Fall Into Fishing Along the Texas Coast
AUSTIN – Anglers are taking full advantage of the recent unseasonably warm weather this fall that has kept fishing conditions pleasant along the Texas coast, according to coastal fisheries biologists with the Texas Parks and Wildlife Department (TPWD).
“Conditions are ideal for recreational angles right now,” said Jerry Mambretti, TPWD Coastal Fisheries Division regional director for the upper coast. “It’s sunny, with cool clear water, not too windy and good tidal movement.”
Mambretti noted that in most all the major bay systems along the upper coast, anglers are reporting good catches of spotted seatrout and although it appears the fall flounder run may be off to a delayed start, catches are picking up along Sabine Lake and in Galveston and San Antonio Bays.
Lower water temperatures force flounder to migrate from the bays into the Gulf of Mexico to spawn. This ‘flounder run’ typically happens in November and is a popular time for anglers to fish for flounder.
“The flounder appear to be on the move as angler catches have improved since the recent cooler weather has set in, which has been reflected by increased catches seen in TPWD gill net samples,” Mambretti said.
Perry Trial, TPWD Coastal Fisheries Division regional director for the lower coast, is seeing similar activity. “Overall fishing pressure has remained relatively high throughout the fall so far and trout catches have been good,” he said. “Flounder have been abundant in our sampling gears, but landings are down this fall. Higher than normal tides in October and the November ban on gigging have contributed to the low landings.”
Due to declining flounder populations, new regulations were implemented in 2009 and 2014 to increase the abundance of flounder coastwide. During the month of November the daily bag limit for flounder drops from 5 to 2 with the possession limit equal to the bag limit. Only a pole-and-line may be used to harvest flounder in November. From Dec. 1-14, the daily bag limit and possession limit are 2, but flounder may be taken by any legal fishing device including a gig. The minimum size limit for taking flounder is 14 inches.
“These regulations have helped us stabilize the southern flounder population and reverse the decline of this recreationally important species,” said Lance Robinson, TPWD Coastal Fisheries Division deputy director.

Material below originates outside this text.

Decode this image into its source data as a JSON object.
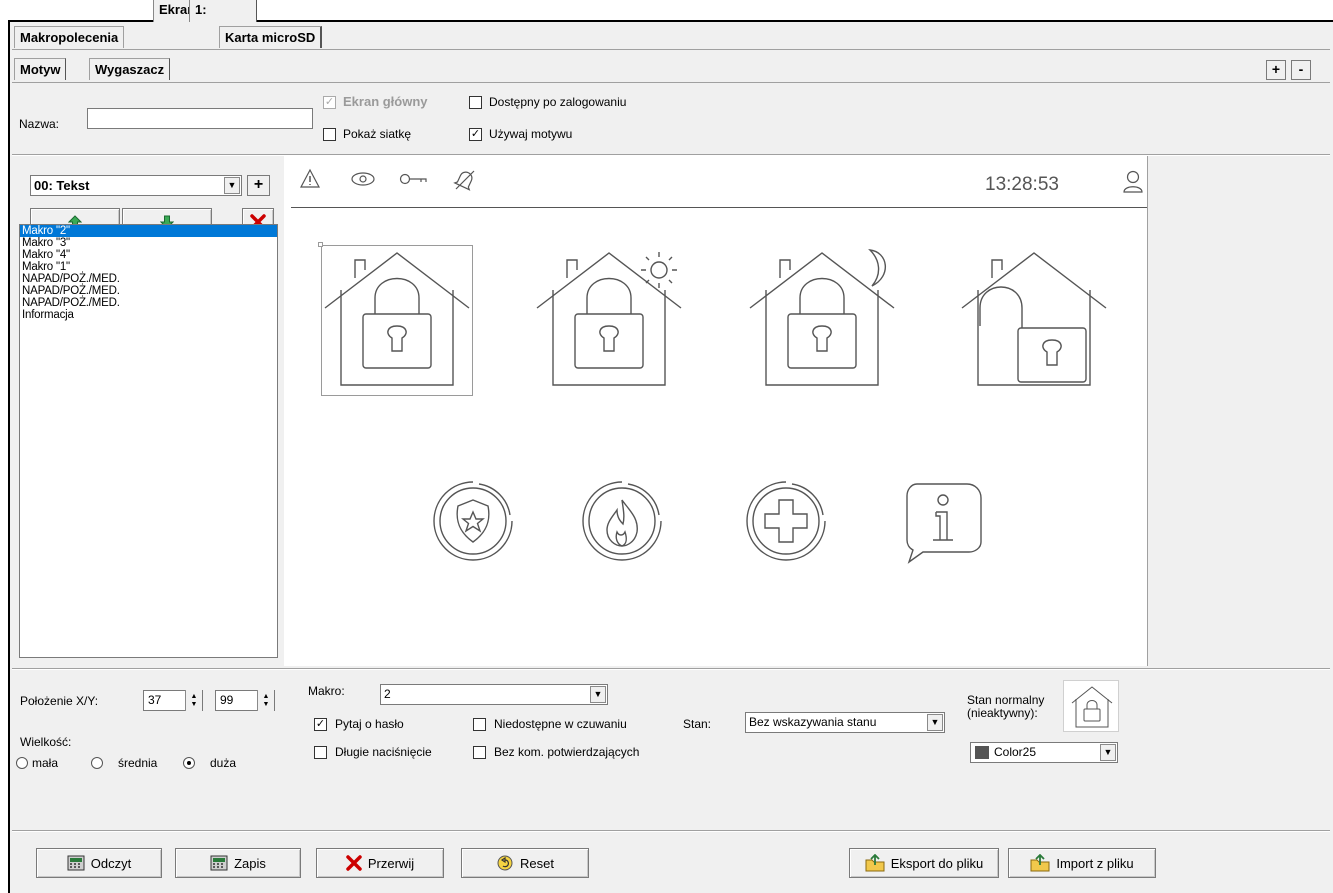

The regulations for other popular sportfish like red drum and spotted seatrout do not change during this time. For all bag and size limits, visit our Saltwater Bag and Length Limits page online. For the latest on fishing conditions, be sure to check out TPWD’s Weekly Fishing Report online.